For more information, head to the New Dimension website.



Edit ModuleShow Tags
Edit Module

Edit ModuleShow TagsEdit ModuleShow Tags
Edit ModuleShow Tags Edit ModuleShow Tags Edit Module
Edit ModuleShow Tags

The Latest

Hungry for Something Good, Pittsburgh? Where We're Eating in July

Lidia Bastianich Shares Her American Dream in a New Memoir

PM Dining Critic Hal B. Klein talks to the celebrated chef, restauranteur, television host and author about grandparents, foraging and the plight of refugees seeking a better life in the United States.

They Prayed to Our Lady of the Roller Coaster

Two local priests –– riding the Phantom's Revenge to promote Catholic Day at Kennywood –– create a viral video.
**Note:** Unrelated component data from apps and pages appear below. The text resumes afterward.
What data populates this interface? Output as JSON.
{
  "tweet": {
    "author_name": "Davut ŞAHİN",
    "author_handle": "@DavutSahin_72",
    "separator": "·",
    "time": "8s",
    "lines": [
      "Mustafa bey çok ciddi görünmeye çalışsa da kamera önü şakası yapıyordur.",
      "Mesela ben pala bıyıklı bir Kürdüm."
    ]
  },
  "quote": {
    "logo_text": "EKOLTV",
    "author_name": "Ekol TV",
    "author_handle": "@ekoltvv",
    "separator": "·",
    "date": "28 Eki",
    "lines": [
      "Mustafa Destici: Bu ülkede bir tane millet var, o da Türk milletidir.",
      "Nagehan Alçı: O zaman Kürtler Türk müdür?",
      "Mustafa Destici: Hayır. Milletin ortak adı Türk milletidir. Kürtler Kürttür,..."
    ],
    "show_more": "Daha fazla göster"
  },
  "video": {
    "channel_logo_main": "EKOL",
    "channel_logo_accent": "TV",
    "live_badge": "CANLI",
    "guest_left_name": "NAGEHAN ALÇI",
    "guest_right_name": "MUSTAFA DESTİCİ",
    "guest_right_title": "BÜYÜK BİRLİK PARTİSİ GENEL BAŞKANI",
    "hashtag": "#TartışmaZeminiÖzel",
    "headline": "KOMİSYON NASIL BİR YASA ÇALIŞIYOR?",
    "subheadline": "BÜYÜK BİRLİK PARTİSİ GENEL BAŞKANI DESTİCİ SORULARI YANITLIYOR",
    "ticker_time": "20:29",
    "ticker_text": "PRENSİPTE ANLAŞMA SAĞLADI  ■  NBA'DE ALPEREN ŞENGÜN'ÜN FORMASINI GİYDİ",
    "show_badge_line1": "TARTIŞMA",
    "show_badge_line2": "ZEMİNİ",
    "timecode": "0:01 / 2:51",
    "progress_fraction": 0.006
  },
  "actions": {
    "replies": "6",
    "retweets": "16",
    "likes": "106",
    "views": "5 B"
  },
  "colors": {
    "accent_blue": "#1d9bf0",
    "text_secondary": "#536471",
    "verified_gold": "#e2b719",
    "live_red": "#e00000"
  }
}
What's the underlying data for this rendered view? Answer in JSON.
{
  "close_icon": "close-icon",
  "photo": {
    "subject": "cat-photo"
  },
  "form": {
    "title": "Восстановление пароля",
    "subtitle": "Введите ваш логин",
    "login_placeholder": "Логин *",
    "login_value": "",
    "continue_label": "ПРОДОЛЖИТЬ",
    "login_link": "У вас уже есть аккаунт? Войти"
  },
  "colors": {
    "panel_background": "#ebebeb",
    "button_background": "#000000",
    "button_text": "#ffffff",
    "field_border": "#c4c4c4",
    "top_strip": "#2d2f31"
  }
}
Along the way they deliver a most unusual sermon.

The Homestead Artist with a Worldwide Reputation

Jesse Best maintains a presence in New York and Tokyo. But, he says, Pittsburgh has been 10 times better to him than any other place.

The 400-Word Review: Jurassic World: Fallen Kingdom

The fifth "Jurassic Park" film is fun. Empty, somewhat disappointing fun.

Local Brewery Resolves Trademark Dispute With Sass

After Pitt ordered Voodoo Brewery to stop production of its "H2P American IPA," the company relaunched the beer under a new name.

Sprout Fund Passes the Torch

50 Pittsburghers to receive $1,000 Legacy Award to carry on the nonprofit’s vision.

Pirates Can Be Show Stoppers if They Follow Brault's Lead

A Broadway musical about the life and times of the Pittsburgh Pirates? The idea might not be as farfetched as you think.

Pirates Pitcher Steven Brault has Pretty Good Pipes Too

The Pirates reliever sang the national anthem Tuesday night before the Bucs hosted the Brewers at PNC Park. It's worth watching, especially for his teammates' reaction at the end.

Crime in the South Side Has Fallen Dramatically

Illegal activity plunged along East Carson Street following several new security measures.

Fired by City Paper — Charlie Deitch Won’t Be Silenced

The former editor of the Pittsburgh alt-weekly is creating his own "more inclusive" publication.

Czechoslovakia was Forged in Pittsburgh

Rick Sebak details how the establishment of the European nation began with a meeting Downtown.

Brick by Brick: Legos Go High Art

Made entirely out of Legos, the sculptures on the display at the Carnegie Science Center’s new Scaife Exhibit Gallery range from the whimsical to the otherworldly.

Mike Chen, Dean of the Chinese Kitchen

The owner of Everyday Noodles looks to encourage more regionally specific Chinese food in Pittsburgh restaurants.

MultiStories: Real Estate – The Machesney Building

Visitors can still ogle the lavish marble and bronze interior crafted to appeal to the original owner's banker and stockbroker tenants.